    return result, details

The above code is to evaluate the classification result at word level; however, to evaluate a sequence-labelling task, we need a more comprehensive method to evaluate at the sequence level. For example, when we have a NER task, we would like to understand how many entity sequences are accurately annotated. Therefore, we created a function to achieve this goal.

RE_WORDS = re.compile(r"[\w\d\.-]+")
HEADER_REPORT = ['Label', 'Precision', 'Recall', 'F1_score', 'Support']

def extract_entity(ners_list):
    ner_index = (i for i in range(len(ners_list)) if ners_list[i][1][0] == 'U' or ners_list[i][1][0] == 'L')
    new_index = (a + b for a, b in enumerate(ner_index))
    pred_copy = deepcopy(ners_list)
    for i in new_index:
        pred_copy[i + 1:i + 1] = [('##split', '##split')]
    evaluate_list = [list(x[1]) for x in groupby(pred_copy, lambda x: x == ('##split', '##split'))]
    return evaluate_list

def cal_metrics(true_positive, all_positive, T):
    compute overall precision, recall and f_score (default values are 0.0)
    precision = true_positive / all_positive if all_positive else 0
    recall = true_positive / T if T else 0
    f_score = 2 * precision * recall / (precision + recall) if precision + recall else 0
    return round(precision, 4), round(recall, 4), round(f_score, 4)

def evaluate_ner_result(y_pred, y_test):
    :param y_pred: [y_pred]
    :param y_test: [y_test]
    :return: {}
    flattern_pred = [i for j in y_pred for i in j]
    flattern_test = [i for j in y_test for i in j]
    test_ners = [i for i in enumerate(flattern_test) if i[1] != 'O']
    pred_ners = [i for i in enumerate(flattern_pred) if i[1] != 'O']
    both_ners = [i for i in zip(flattern_pred, flattern_test) if i[1] != 'O']
    indexed_ner = [(a, (b, c)) for ((a, b), c) in zip(enumerate(flattern_pred), flattern_test) if b != 'O' or c != 'O']

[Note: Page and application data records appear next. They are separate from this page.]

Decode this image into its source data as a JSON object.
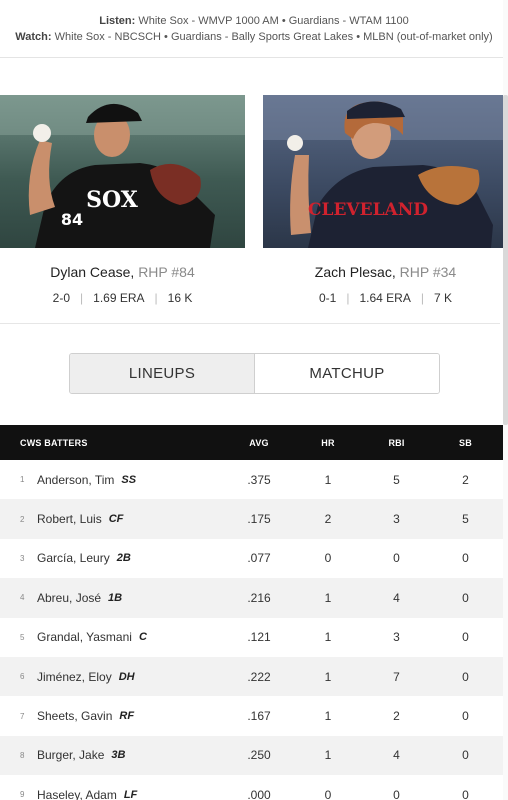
{
  "broadcast": {
    "listen_label": "Listen:",
    "listen_text": "White Sox - WMVP 1000 AM • Guardians - WTAM 1100",
    "watch_label": "Watch:",
    "watch_text": "White Sox - NBCSCH • Guardians - Bally Sports Great Lakes • MLBN (out-of-market only)"
  },
  "pitchers": [
    {
      "name": "Dylan Cease,",
      "role": "RHP #84",
      "record": "2-0",
      "era": "1.69 ERA",
      "k": "16 K",
      "jersey_text": "SOX",
      "number_text": "84"
    },
    {
      "name": "Zach Plesac,",
      "role": "RHP #34",
      "record": "0-1",
      "era": "1.64 ERA",
      "k": "7 K",
      "jersey_text": "CLEVELAND"
    }
  ],
  "tabs": [
    {
      "label": "LINEUPS",
      "active": true
    },
    {
      "label": "MATCHUP",
      "active": false
    }
  ],
  "table": {
    "headers": {
      "name": "CWS BATTERS",
      "avg": "AVG",
      "hr": "HR",
      "rbi": "RBI",
      "sb": "SB"
    },
    "rows": [
      {
        "num": "1",
        "name": "Anderson, Tim",
        "pos": "SS",
        "avg": ".375",
        "hr": "1",
        "rbi": "5",
        "sb": "2"
      },
      {
        "num": "2",
        "name": "Robert, Luis",
        "pos": "CF",
        "avg": ".175",
        "hr": "2",
        "rbi": "3",
        "sb": "5"
      },
      {
        "num": "3",
        "name": "García, Leury",
        "pos": "2B",
        "avg": ".077",
        "hr": "0",
        "rbi": "0",
        "sb": "0"
      },
      {
        "num": "4",
        "name": "Abreu, José",
        "pos": "1B",
        "avg": ".216",
        "hr": "1",
        "rbi": "4",
        "sb": "0"
      },
      {
        "num": "5",
        "name": "Grandal, Yasmani",
        "pos": "C",
        "avg": ".121",
        "hr": "1",
        "rbi": "3",
        "sb": "0"
      },
      {
        "num": "6",
        "name": "Jiménez, Eloy",
        "pos": "DH",
        "avg": ".222",
        "hr": "1",
        "rbi": "7",
        "sb": "0"
      },
      {
        "num": "7",
        "name": "Sheets, Gavin",
        "pos": "RF",
        "avg": ".167",
        "hr": "1",
        "rbi": "2",
        "sb": "0"
      },
      {
        "num": "8",
        "name": "Burger, Jake",
        "pos": "3B",
        "avg": ".250",
        "hr": "1",
        "rbi": "4",
        "sb": "0"
      },
      {
        "num": "9",
        "name": "Haseley, Adam",
        "pos": "LF",
        "avg": ".000",
        "hr": "0",
        "rbi": "0",
        "sb": "0"
      }
    ]
  }
}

    evaluate_list = extract_entity(both_ners)
    test_entities = extract_entity(test_ners)
    pred_entities = extract_entity(pred_ners)

    true_positive_list = [ner_can for ner_can in evaluate_list if
                          len([(a, b) for a, b in ner_can if a == b]) == len(ner_can) and ner_can != [
                              ('##split', '##split')]]

    test_total = [ner_can for ner_can in test_entities if ner_can != [('##split', '##split')]]
    pred_total = [ner_can for ner_can in pred_entities if ner_can != [('##split', '##split')]]

    true_positive_result = Counter(i[0][0].split('-')[1] for i in true_positive_list)

    relevant_elements = Counter(i[0][1].split('-')[1] for i in test_total)
    selected_elements = Counter(i[0][1].split('-')[1] for i in pred_total)

    final_result = {k: cal_metrics(true_positive_result[k], v, selected_elements[k]) + (v,) for (k, v) in
    total_result = cal_metrics(sum(true_positive_result.values()), sum(relevant_elements.values()),
    final_result.update({'Total': total_result + (sum(relevant_elements.values()),)})
    output = pd.DataFrame(final_result).T.reset_index()
    output.columns = HEADER_REPORT
    return output, indexed_ner

Final thought

sklearn-crfsuite is a very easy-to-use package for applying CRF algorithms, and this post summarizes some key steps of using it in a NER task.

Moving old post here